  • Contraindications to the use of MRI contrast agents (kidney disease, previous allergic reactions)
  • Conflicting disorders (e.g. disorders with a systemic, inflammatory component)

Information from the National Library of Medicine

To learn more about this study, you or your doctor may contact the study research staff using the contact information provided by the sponsor.

Please refer to this study by its ClinicalTrials.gov identifier (NCT number): NCT03193086


Contacts
Layout table for location contacts
Contact: Peter F Svane, MD 93906653 ext 45 peter.frederiksen.svane@regionh.dk
Contact: Stig P Cramer, MD, PhD 38634624 ext 45 stig.praestekjaer.cramer@regionh.dk

Locations
Layout table for location information
Denmark
Functional Imaging Unit, Department of Clinical Physiology, Nuclear medicine and PET, Glostrup Hospital Recruiting
Glostrup, Copenhagen Capital Region, Denmark, 2600
Contact: Peter F Svane, MD    93906653 ext 45    peter.frederiksen.svane@hotmail.com   
Contact: Stig P Cramer, MD, PhD    38634624 ext 45    stig.praestekjaer.cramer@regionh.dk   
Sponsors and Collaborators
Glostrup University Hospital, Copenhagen
Genzyme, a Sanofi Company
Investigators
Layout table for investigator information
Study Director: Henrik BW Larsson, MD, Prof.
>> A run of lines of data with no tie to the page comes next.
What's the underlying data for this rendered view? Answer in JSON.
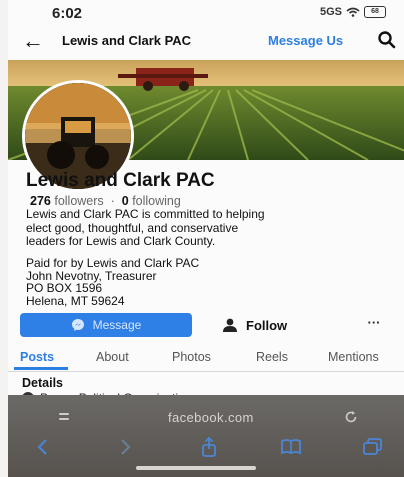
{
  "status_bar": {
    "time": "6:02",
    "signal": "5GS",
    "battery": "68"
  },
  "nav": {
    "title": "Lewis and Clark PAC",
    "message_link": "Message Us"
  },
  "profile": {
    "name": "Lewis and Clark PAC",
    "followers_count": "276",
    "followers_label": "followers",
    "separator": "·",
    "following_count": "0",
    "following_label": "following",
    "bio_lines": [
      "Lewis and Clark PAC is committed to helping",
      "elect good, thoughtful, and conservative",
      "leaders for Lewis and Clark County."
    ],
    "disclaimer_lines": [
      "Paid for by Lewis and Clark PAC",
      "John Nevotny, Treasurer",
      "PO BOX 1596",
      "Helena, MT 59624"
    ]
  },
  "actions": {
    "message": "Message",
    "follow": "Follow",
    "more": "···"
  },
  "tabs": [
    "Posts",
    "About",
    "Photos",
    "Reels",
    "Mentions"
  ],
  "details": {
    "heading": "Details",
    "row_text": "Page · Political Organization"
  },
  "browser": {
    "url": "facebook.com"
  },
  "colors": {
    "accent": "#2d7fe0",
    "button": "#2e80e6",
    "browser_bar": "#605c58"
  }
}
Functional Imaging Unit, Department of Clinical Physiology, Nuclear medicine and PET, Glostrup Hospital

Publications:

Layout table for additonal information
Responsible Party: Peter FredSvan, Medical Doctor, Glostrup University Hospital, Copenhagen
ClinicalTrials.gov Identifier: NCT03193086     History of Changes
Other Study ID Numbers: GZ-2016-11629
First Posted: June 20, 2017    Key Record Dates
Last Update Posted: June 20, 2017
Last Verified: June 2017
Individual Participant Data (IPD) Sharing Statement:
Plan to Share IPD: No
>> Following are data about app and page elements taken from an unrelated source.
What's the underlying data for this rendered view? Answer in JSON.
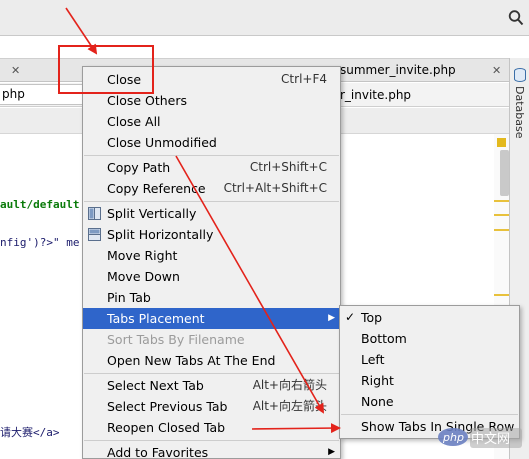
{
  "editor": {
    "tabs": [
      {
        "label": "php",
        "visible_partial": true
      },
      {
        "label": "summer_invite.php",
        "visible_partial": false
      }
    ],
    "row2_left": "php",
    "row2_right": "r_invite.php",
    "code_lines": [
      "ault/default",
      "nfig')?>\" me",
      "请大赛</a>"
    ],
    "side_panel_label": "Database"
  },
  "context_menu": {
    "items": [
      {
        "label": "Close",
        "shortcut": "Ctrl+F4",
        "enabled": true
      },
      {
        "label": "Close Others",
        "shortcut": "",
        "enabled": true
      },
      {
        "label": "Close All",
        "shortcut": "",
        "enabled": true
      },
      {
        "label": "Close Unmodified",
        "shortcut": "",
        "enabled": true
      },
      {
        "label": "Copy Path",
        "shortcut": "Ctrl+Shift+C",
        "enabled": true
      },
      {
        "label": "Copy Reference",
        "shortcut": "Ctrl+Alt+Shift+C",
        "enabled": true
      },
      {
        "label": "Split Vertically",
        "shortcut": "",
        "enabled": true,
        "icon": "split-vertical-icon"
      },
      {
        "label": "Split Horizontally",
        "shortcut": "",
        "enabled": true,
        "icon": "split-horizontal-icon"
      },
      {
        "label": "Move Right",
        "shortcut": "",
        "enabled": true
      },
      {
        "label": "Move Down",
        "shortcut": "",
        "enabled": true
      },
      {
        "label": "Pin Tab",
        "shortcut": "",
        "enabled": true
      },
      {
        "label": "Tabs Placement",
        "shortcut": "",
        "enabled": true,
        "highlighted": true,
        "submenu": true
      },
      {
        "label": "Sort Tabs By Filename",
        "shortcut": "",
        "enabled": false
      },
      {
        "label": "Open New Tabs At The End",
        "shortcut": "",
        "enabled": true
      },
      {
        "label": "Select Next Tab",
        "shortcut": "Alt+向右箭头",
        "enabled": true
      },
      {
        "label": "Select Previous Tab",
        "shortcut": "Alt+向左箭头",
        "enabled": true
      },
      {
        "label": "Reopen Closed Tab",
        "shortcut": "",
        "enabled": true
      },
      {
        "label": "Add to Favorites",
        "shortcut": "",
        "enabled": true,
        "submenu": true
      }
    ]
  },
  "submenu": {
    "items": [
      {
        "label": "Top",
        "checked": true
      },
      {
        "label": "Bottom",
        "checked": false
      },
      {
        "label": "Left",
        "checked": false
      },
      {
        "label": "Right",
        "checked": false
      },
      {
        "label": "None",
        "checked": false
      },
      {
        "label": "Show Tabs In Single Row",
        "checked": false
      }
    ],
    "check_glyph": "✓"
  },
  "watermark": {
    "text": "中文网",
    "logo": "php"
  },
  "colors": {
    "highlight": "#2f65ca",
    "annotation_red": "#e3231b",
    "menu_bg": "#f0f0f0",
    "disabled_text": "#9b9b9b"
  }
}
Layout table for additional information
Studies a U.S. FDA-regulated Drug Product: Yes
Studies a U.S. FDA-regulated Device Product: No
Product Manufactured in and Exported from the U.S.: No

Keywords provided by Peter FredSvan, Glostrup University Hospital, Copenhagen:
Multiple Sclerosis
Blood-Brain-Barrier
Treatment response
Metabolism
Alemtuzumab
Perfusion
Oxygen consumption
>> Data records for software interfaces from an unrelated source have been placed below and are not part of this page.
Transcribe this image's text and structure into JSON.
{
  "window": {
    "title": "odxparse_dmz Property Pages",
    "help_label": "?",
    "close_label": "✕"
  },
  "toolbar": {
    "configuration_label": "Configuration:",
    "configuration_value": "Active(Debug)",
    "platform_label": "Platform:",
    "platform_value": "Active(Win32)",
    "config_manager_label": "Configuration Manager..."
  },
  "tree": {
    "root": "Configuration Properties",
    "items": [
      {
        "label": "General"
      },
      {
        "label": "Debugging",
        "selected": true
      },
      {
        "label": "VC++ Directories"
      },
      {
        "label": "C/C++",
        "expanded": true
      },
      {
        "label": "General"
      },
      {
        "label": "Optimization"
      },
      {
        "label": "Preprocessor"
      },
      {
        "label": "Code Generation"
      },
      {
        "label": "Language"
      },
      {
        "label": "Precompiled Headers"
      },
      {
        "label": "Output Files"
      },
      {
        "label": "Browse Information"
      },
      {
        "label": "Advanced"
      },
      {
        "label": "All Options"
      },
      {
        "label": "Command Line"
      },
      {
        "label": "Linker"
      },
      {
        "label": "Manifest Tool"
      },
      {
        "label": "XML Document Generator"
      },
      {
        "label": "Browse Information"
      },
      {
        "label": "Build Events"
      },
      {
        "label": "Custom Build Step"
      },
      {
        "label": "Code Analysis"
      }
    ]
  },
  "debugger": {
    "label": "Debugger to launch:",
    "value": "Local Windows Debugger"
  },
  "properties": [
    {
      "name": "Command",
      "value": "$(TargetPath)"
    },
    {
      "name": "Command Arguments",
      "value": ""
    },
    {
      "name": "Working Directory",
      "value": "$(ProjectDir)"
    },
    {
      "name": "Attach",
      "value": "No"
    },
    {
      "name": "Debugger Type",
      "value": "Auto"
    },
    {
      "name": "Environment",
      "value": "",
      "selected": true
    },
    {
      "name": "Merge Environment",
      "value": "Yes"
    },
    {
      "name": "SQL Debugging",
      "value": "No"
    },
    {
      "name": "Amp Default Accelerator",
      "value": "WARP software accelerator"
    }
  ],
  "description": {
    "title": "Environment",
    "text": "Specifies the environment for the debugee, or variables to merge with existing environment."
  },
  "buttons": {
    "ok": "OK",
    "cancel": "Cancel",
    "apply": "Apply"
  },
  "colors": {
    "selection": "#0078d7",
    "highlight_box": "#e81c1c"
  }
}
Additional relevant MeSH terms:
Layout table for MeSH terms
Multiple Sclerosis
Sclerosis
Pathologic Processes
Demyelinating Autoimmune Diseases, CNS
Autoimmune Diseases of the Nervous System
Nervous System Diseases
Demyelinating Diseases
Autoimmune Diseases
Immune System Diseases
Alemtuzumab
Antineoplastic Agents, Immunological
Antineoplastic Agents